I love pegboard. I love organizing my workshop with it, I love using it in our office, I think it’s cool when people do the Julia Childs-style pegboard pot rack thing…and I even like seeing it in store aisles, and noting all the clever and and adaptable industrial design things used to display items.
But…But! While pegboard is amazing for hanging stuff neatly on a grid, it does absolutely nothing for items without a hole in them. And there are plenty of those used-on-every-project type tools that it simply can’t handle: glue bottles, drill bits, paint and putty, and most significant to me, a tape measure. I have three or four of them, all basically identical, and I use them all on nearly every project because there’s no obvious place to store them on my pegboard in between making measurements, and they get set down in all kinds of places.
So, I came up with a solution to create very affordable, very customizable DIY pegboard shelves that integrate into any pegboard system and can be made in just a few minutes. They’re just as moveable as normal hooks, so you wont have to drill any holes in your pegboard, yet they still can support a surprising amount of weight across their length.
The system is based on two key materials: 3/4″ thick select grade pine, and square bend hooks. The 3/4″ pine is sold as a 1×4, 1×6, 1×8 etc in the lumber section, and the L-shaped hooks can be found with the eye bolts and other hooks in the hardware aisle.
The are two important things to keep in mind when making this style of shelf:
- It’s best to keep things to whole inch increments, at least for the width – the part that will butt up against the pegboard. Pegboard holes are 1″ on center, and it’s easiest just to consider the shelves as taking up a certain number of hole real estate, so they don’t interfere with more spots than necessary. It’s also wise to think of these as long rather than deep shelves. Pegboard is a mostly vertical system that allows you to use your wall space, not the floor space, so I’d recommend keeping these to no more than 6″ deep.
- In order for the shelves to be installed tight and flush against the pegboard, you need to knock down the back top edge so that you can tilt the shelf to install it with the hooks. You can do this easily with some medium grit sandpaper, a knife, a hand plane, or a router.
More on both below.
The assembly process is super simple.
- Measure out your hook spacing on the back. Since pegboard holes are 1″ on center, as long as your holes are spaced at a whole inch length, you’ll be good to go.
- Make a mark at least 1 1/2″ inches from either side, doing your best to keep them on the same center line.
- Drill a pilot hole for the square bend hook. I used a 3/32 drill bit for a #10 hook.
- Add the hook to each hole, making sure it’s an equal number of turns from the back so that it’s evenly spaced against the shelf. Obviously, both hook ends will need to be facing up towards the knocked-down edge.
The hooks can be a little tough to drive with just your fingers, so I like to grab them with a pair of pliers, and then spin the wood to drive the threads into the shelf.
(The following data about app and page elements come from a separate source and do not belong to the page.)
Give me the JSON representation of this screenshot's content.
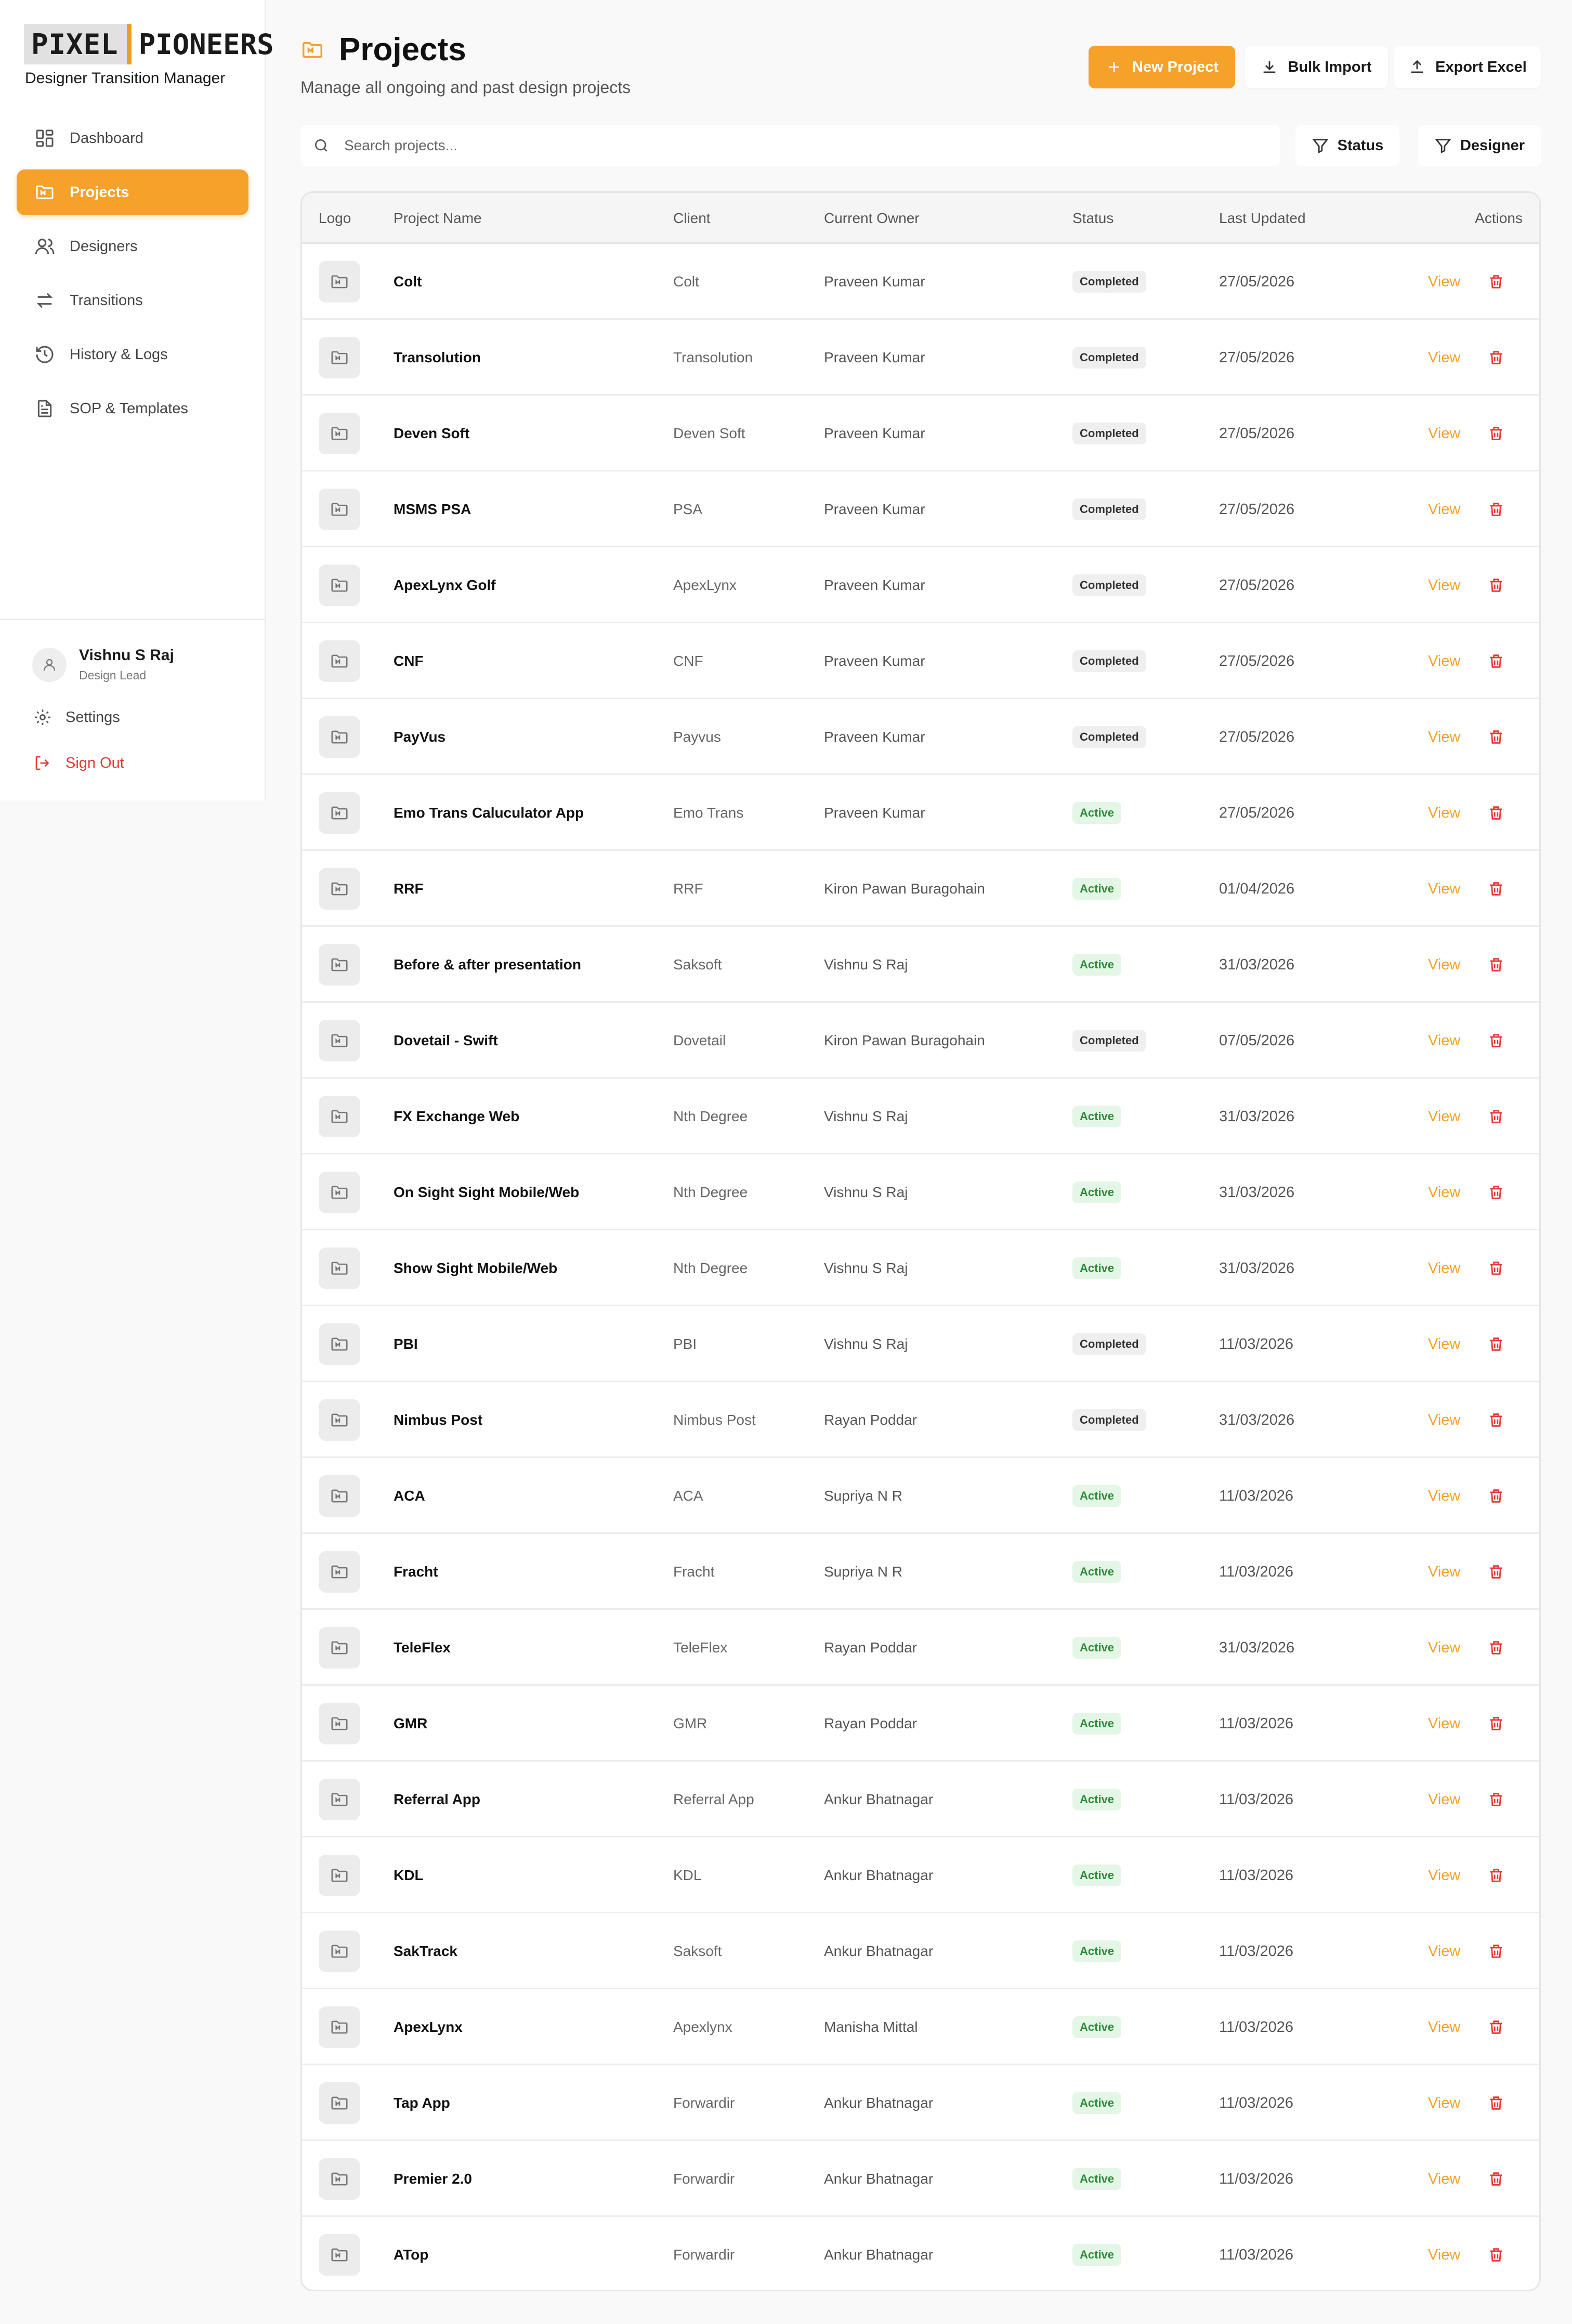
{
  "brand": {
    "logo_part1": "PIXEL",
    "logo_part2": "PIONEERS",
    "app_subtitle": "Designer Transition Manager",
    "accent": "#f5a12a"
  },
  "sidebar": {
    "items": [
      {
        "label": "Dashboard",
        "icon": "dashboard-icon",
        "active": false
      },
      {
        "label": "Projects",
        "icon": "folder-icon",
        "active": true
      },
      {
        "label": "Designers",
        "icon": "users-icon",
        "active": false
      },
      {
        "label": "Transitions",
        "icon": "arrows-icon",
        "active": false
      },
      {
        "label": "History & Logs",
        "icon": "history-icon",
        "active": false
      },
      {
        "label": "SOP & Templates",
        "icon": "document-icon",
        "active": false
      }
    ],
    "user": {
      "name": "Vishnu S Raj",
      "role": "Design Lead"
    },
    "settings_label": "Settings",
    "signout_label": "Sign Out"
  },
  "header": {
    "title": "Projects",
    "subtitle": "Manage all ongoing and past design projects",
    "new_project": "New Project",
    "bulk_import": "Bulk Import",
    "export_excel": "Export Excel"
  },
  "search": {
    "placeholder": "Search projects..."
  },
  "filters": {
    "status": "Status",
    "designer": "Designer"
  },
  "table": {
    "columns": [
      "Logo",
      "Project Name",
      "Client",
      "Current Owner",
      "Status",
      "Last Updated",
      "Actions"
    ],
    "view_label": "View",
    "rows": [
      {
        "name": "Colt",
        "client": "Colt",
        "owner": "Praveen Kumar",
        "status": "Completed",
        "updated": "27/05/2026"
      },
      {
        "name": "Transolution",
        "client": "Transolution",
        "owner": "Praveen Kumar",
        "status": "Completed",
        "updated": "27/05/2026"
      },
      {
        "name": "Deven Soft",
        "client": "Deven Soft",
        "owner": "Praveen Kumar",
        "status": "Completed",
        "updated": "27/05/2026"
      },
      {
        "name": "MSMS PSA",
        "client": "PSA",
        "owner": "Praveen Kumar",
        "status": "Completed",
        "updated": "27/05/2026"
      },
      {
        "name": "ApexLynx Golf",
        "client": "ApexLynx",
        "owner": "Praveen Kumar",
        "status": "Completed",
        "updated": "27/05/2026"
      },
      {
        "name": "CNF",
        "client": "CNF",
        "owner": "Praveen Kumar",
        "status": "Completed",
        "updated": "27/05/2026"
      },
      {
        "name": "PayVus",
        "client": "Payvus",
        "owner": "Praveen Kumar",
        "status": "Completed",
        "updated": "27/05/2026"
      },
      {
        "name": "Emo Trans Caluculator App",
        "client": "Emo Trans",
        "owner": "Praveen Kumar",
        "status": "Active",
        "updated": "27/05/2026"
      },
      {
        "name": "RRF",
        "client": "RRF",
        "owner": "Kiron Pawan Buragohain",
        "status": "Active",
        "updated": "01/04/2026"
      },
      {
        "name": "Before & after presentation",
        "client": "Saksoft",
        "owner": "Vishnu S Raj",
        "status": "Active",
        "updated": "31/03/2026"
      },
      {
        "name": "Dovetail - Swift",
        "client": "Dovetail",
        "owner": "Kiron Pawan Buragohain",
        "status": "Completed",
        "updated": "07/05/2026"
      },
      {
        "name": "FX Exchange Web",
        "client": "Nth Degree",
        "owner": "Vishnu S Raj",
        "status": "Active",
        "updated": "31/03/2026"
      },
      {
        "name": "On Sight Sight Mobile/Web",
        "client": "Nth Degree",
        "owner": "Vishnu S Raj",
        "status": "Active",
        "updated": "31/03/2026"
      },
      {
        "name": "Show Sight Mobile/Web",
        "client": "Nth Degree",
        "owner": "Vishnu S Raj",
        "status": "Active",
        "updated": "31/03/2026"
      },
      {
        "name": "PBI",
        "client": "PBI",
        "owner": "Vishnu S Raj",
        "status": "Completed",
        "updated": "11/03/2026"
      },
      {
        "name": "Nimbus Post",
        "client": "Nimbus Post",
        "owner": "Rayan Poddar",
        "status": "Completed",
        "updated": "31/03/2026"
      },
      {
        "name": "ACA",
        "client": "ACA",
        "owner": "Supriya N R",
        "status": "Active",
        "updated": "11/03/2026"
      },
      {
        "name": "Fracht",
        "client": "Fracht",
        "owner": "Supriya N R",
        "status": "Active",
        "updated": "11/03/2026"
      },
      {
        "name": "TeleFlex",
        "client": "TeleFlex",
        "owner": "Rayan Poddar",
        "status": "Active",
        "updated": "31/03/2026"
      },
      {
        "name": "GMR",
        "client": "GMR",
        "owner": "Rayan Poddar",
        "status": "Active",
        "updated": "11/03/2026"
      },
      {
        "name": "Referral App",
        "client": "Referral App",
        "owner": "Ankur Bhatnagar",
        "status": "Active",
        "updated": "11/03/2026"
      },
      {
        "name": "KDL",
        "client": "KDL",
        "owner": "Ankur Bhatnagar",
        "status": "Active",
        "updated": "11/03/2026"
      },
      {
        "name": "SakTrack",
        "client": "Saksoft",
        "owner": "Ankur Bhatnagar",
        "status": "Active",
        "updated": "11/03/2026"
      },
      {
        "name": "ApexLynx",
        "client": "Apexlynx",
        "owner": "Manisha Mittal",
        "status": "Active",
        "updated": "11/03/2026"
      },
      {
        "name": "Tap App",
        "client": "Forwardir",
        "owner": "Ankur Bhatnagar",
        "status": "Active",
        "updated": "11/03/2026"
      },
      {
        "name": "Premier 2.0",
        "client": "Forwardir",
        "owner": "Ankur Bhatnagar",
        "status": "Active",
        "updated": "11/03/2026"
      },
      {
        "name": "ATop",
        "client": "Forwardir",
        "owner": "Ankur Bhatnagar",
        "status": "Active",
        "updated": "11/03/2026"
      }
    ]
  }
}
Then, attach it to the shelf. You can see how the rounded over or chamfered edge is important to get a tight fit here. It allows the hooks to sit just the pegboard’s thickness (usually 1/4″ or 3/16″) away from the shelf, and still be able to attach it.
And… you’re done!
That’s the basic, use-a-scrap-piece-of-wood-and-some-hardware system. It works great for small, flat items, and can easily be integrated between similar tools that hang on hooks.
For an even stronger, more versatile shelf, you can add a bottom support that will handle much more weight. The idea is basically the same:
Cut a shelf to length, then add a slightly shorter and thinner bottom rail. Here, I cut the shelf to 18×5″ and the bottom piece to 16″ x 3 1/4″, creating a total height of 4″, or four pegboard holes. Attach with a butt joint, and drill and sink screws to hold everything in place.
Since I have a router, I used a chamfer bit around the whole top, knocking down the top edge for installation, and to add a more finished look.
You could even add small hooks to the bottom support for even more versatile storage options.
I plan to use this technique to create even more workshop storage solutions. Let me know what else one could make with this idea in the comments below.
This ManMade post was originally published in September 2014. We’re sharing it again cause it’s time to get that workspace organized!